Down to the last line, print the data that follows exactly, without its pictures.

**INPUT DATA**
-------
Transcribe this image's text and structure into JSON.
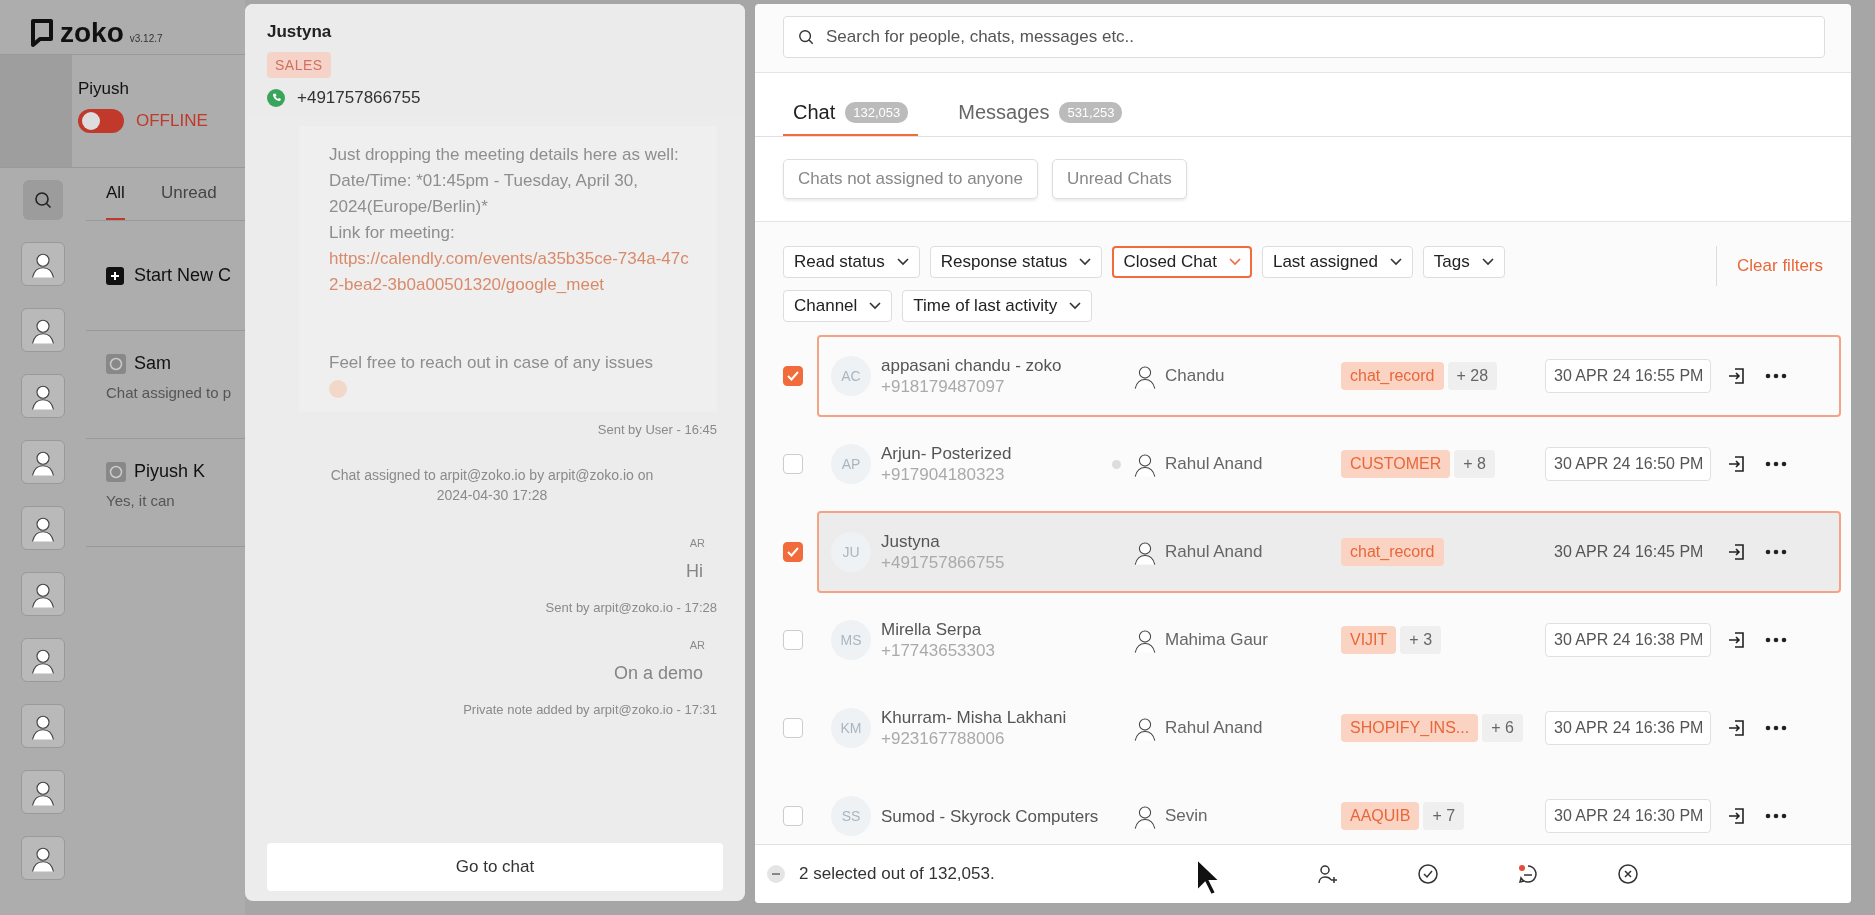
{
  "app": {
    "logo": "zoko",
    "version": "v3.12.7"
  },
  "profile": {
    "name": "Piyush",
    "online": false,
    "status": "OFFLINE"
  },
  "inbox_tabs": [
    {
      "label": "All",
      "selected": true
    },
    {
      "label": "Unread",
      "selected": false
    }
  ],
  "start_new_chat": "Start New C",
  "chats": [
    {
      "name": "Sam",
      "preview": "Chat assigned to p"
    },
    {
      "name": "Piyush K",
      "preview": "Yes, it can"
    }
  ],
  "preview": {
    "name": "Justyna",
    "tag": "SALES",
    "phone": "+491757866755",
    "button": "Go to chat",
    "messages": [
      {
        "kind": "incoming",
        "text": "Just dropping the meeting details here as well:\nDate/Time: *01:45pm - Tuesday, April 30, 2024(Europe/Berlin)*\nLink for meeting:",
        "link": "https://calendly.com/events/a35b35ce-734a-47c2-bea2-3b0a00501320/google_meet",
        "after": "Feel free to reach out in case of any issues",
        "meta": "Sent by User - 16:45"
      },
      {
        "kind": "system",
        "text": "Chat assigned to arpit@zoko.io by arpit@zoko.io on 2024-04-30 17:28"
      },
      {
        "kind": "outgoing",
        "initials": "AR",
        "text": "Hi",
        "meta": "Sent by arpit@zoko.io - 17:28"
      },
      {
        "kind": "note",
        "initials": "AR",
        "text": "On a demo",
        "meta": "Private note added by arpit@zoko.io - 17:31"
      }
    ]
  },
  "search": {
    "placeholder": "Search for people, chats, messages etc.."
  },
  "tabs": [
    {
      "label": "Chat",
      "count": "132,053",
      "selected": true
    },
    {
      "label": "Messages",
      "count": "531,253",
      "selected": false
    }
  ],
  "quick_filters": [
    "Chats not assigned to anyone",
    "Unread Chats"
  ],
  "filters": [
    {
      "label": "Read status",
      "active": false
    },
    {
      "label": "Response status",
      "active": false
    },
    {
      "label": "Closed Chat",
      "active": true
    },
    {
      "label": "Last assigned",
      "active": false
    },
    {
      "label": "Tags",
      "active": false
    },
    {
      "label": "Channel",
      "active": false
    },
    {
      "label": "Time of last activity",
      "active": false
    }
  ],
  "clear_filters": "Clear filters",
  "rows": [
    {
      "initials": "AC",
      "name": "appasani chandu - zoko",
      "phone": "+918179487097",
      "unread": false,
      "agent": "Chandu",
      "tag": "chat_record",
      "more_tags": "+ 28",
      "time": "30 APR 24 16:55 PM",
      "selected": true,
      "active": false
    },
    {
      "initials": "AP",
      "name": "Arjun- Posterized",
      "phone": "+917904180323",
      "unread": true,
      "agent": "Rahul Anand",
      "tag": "CUSTOMER",
      "more_tags": "+ 8",
      "time": "30 APR 24 16:50 PM",
      "selected": false,
      "active": false
    },
    {
      "initials": "JU",
      "name": "Justyna",
      "phone": "+491757866755",
      "unread": false,
      "agent": "Rahul Anand",
      "tag": "chat_record",
      "time": "30 APR 24 16:45 PM",
      "selected": true,
      "active": true
    },
    {
      "initials": "MS",
      "name": "Mirella Serpa",
      "phone": "+17743653303",
      "unread": false,
      "agent": "Mahima Gaur",
      "tag": "VIJIT",
      "more_tags": "+ 3",
      "time": "30 APR 24 16:38 PM",
      "selected": false,
      "active": false
    },
    {
      "initials": "KM",
      "name": "Khurram- Misha Lakhani",
      "phone": "+923167788006",
      "unread": false,
      "agent": "Rahul Anand",
      "tag": "SHOPIFY_INS...",
      "more_tags": "+ 6",
      "time": "30 APR 24 16:36 PM",
      "selected": false,
      "active": false
    },
    {
      "initials": "SS",
      "name": "Sumod - Skyrock Computers",
      "unread": false,
      "agent": "Sevin",
      "tag": "AAQUIB",
      "more_tags": "+ 7",
      "time": "30 APR 24 16:30 PM",
      "selected": false,
      "active": false
    }
  ],
  "footer": {
    "summary": "2 selected out of 132,053."
  }
}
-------
**ANSWER TO THE PROBLEM**
Transcribe this image's text and structure into JSON.
{
  "app": {
    "logo": "zoko",
    "version": "v3.12.7"
  },
  "profile": {
    "name": "Piyush",
    "online": false,
    "status": "OFFLINE"
  },
  "inbox_tabs": [
    {
      "label": "All",
      "selected": true
    },
    {
      "label": "Unread",
      "selected": false
    }
  ],
  "start_new_chat": "Start New C",
  "chats": [
    {
      "name": "Sam",
      "preview": "Chat assigned to p"
    },
    {
      "name": "Piyush K",
      "preview": "Yes, it can"
    }
  ],
  "preview": {
    "name": "Justyna",
    "tag": "SALES",
    "phone": "+491757866755",
    "button": "Go to chat",
    "messages": [
      {
        "kind": "incoming",
        "text": "Just dropping the meeting details here as well:\nDate/Time: *01:45pm - Tuesday, April 30, 2024(Europe/Berlin)*\nLink for meeting:",
        "link": "https://calendly.com/events/a35b35ce-734a-47c2-bea2-3b0a00501320/google_meet",
        "after": "Feel free to reach out in case of any issues",
        "meta": "Sent by User - 16:45"
      },
      {
        "kind": "system",
        "text": "Chat assigned to arpit@zoko.io by arpit@zoko.io on 2024-04-30 17:28"
      },
      {
        "kind": "outgoing",
        "initials": "AR",
        "text": "Hi",
        "meta": "Sent by arpit@zoko.io - 17:28"
      },
      {
        "kind": "note",
        "initials": "AR",
        "text": "On a demo",
        "meta": "Private note added by arpit@zoko.io - 17:31"
      }
    ]
  },
  "search": {
    "placeholder": "Search for people, chats, messages etc.."
  },
  "tabs": [
    {
      "label": "Chat",
      "count": "132,053",
      "selected": true
    },
    {
      "label": "Messages",
      "count": "531,253",
      "selected": false
    }
  ],
  "quick_filters": [
    "Chats not assigned to anyone",
    "Unread Chats"
  ],
  "filters": [
    {
      "label": "Read status",
      "active": false
    },
    {
      "label": "Response status",
      "active": false
    },
    {
      "label": "Closed Chat",
      "active": true
    },
    {
      "label": "Last assigned",
      "active": false
    },
    {
      "label": "Tags",
      "active": false
    },
    {
      "label": "Channel",
      "active": false
    },
    {
      "label": "Time of last activity",
      "active": false
    }
  ],
  "clear_filters": "Clear filters",
  "rows": [
    {
      "initials": "AC",
      "name": "appasani chandu - zoko",
      "phone": "+918179487097",
      "unread": false,
      "agent": "Chandu",
      "tag": "chat_record",
      "more_tags": "+ 28",
      "time": "30 APR 24 16:55 PM",
      "selected": true,
      "active": false
    },
    {
      "initials": "AP",
      "name": "Arjun- Posterized",
      "phone": "+917904180323",
      "unread": true,
      "agent": "Rahul Anand",
      "tag": "CUSTOMER",
      "more_tags": "+ 8",
      "time": "30 APR 24 16:50 PM",
      "selected": false,
      "active": false
    },
    {
      "initials": "JU",
      "name": "Justyna",
      "phone": "+491757866755",
      "unread": false,
      "agent": "Rahul Anand",
      "tag": "chat_record",
      "time": "30 APR 24 16:45 PM",
      "selected": true,
      "active": true
    },
    {
      "initials": "MS",
      "name": "Mirella Serpa",
      "phone": "+17743653303",
      "unread": false,
      "agent": "Mahima Gaur",
      "tag": "VIJIT",
      "more_tags": "+ 3",
      "time": "30 APR 24 16:38 PM",
      "selected": false,
      "active": false
    },
    {
      "initials": "KM",
      "name": "Khurram- Misha Lakhani",
      "phone": "+923167788006",
      "unread": false,
      "agent": "Rahul Anand",
      "tag": "SHOPIFY_INS...",
      "more_tags": "+ 6",
      "time": "30 APR 24 16:36 PM",
      "selected": false,
      "active": false
    },
    {
      "initials": "SS",
      "name": "Sumod - Skyrock Computers",
      "unread": false,
      "agent": "Sevin",
      "tag": "AAQUIB",
      "more_tags": "+ 7",
      "time": "30 APR 24 16:30 PM",
      "selected": false,
      "active": false
    }
  ],
  "footer": {
    "summary": "2 selected out of 132,053."
  }
}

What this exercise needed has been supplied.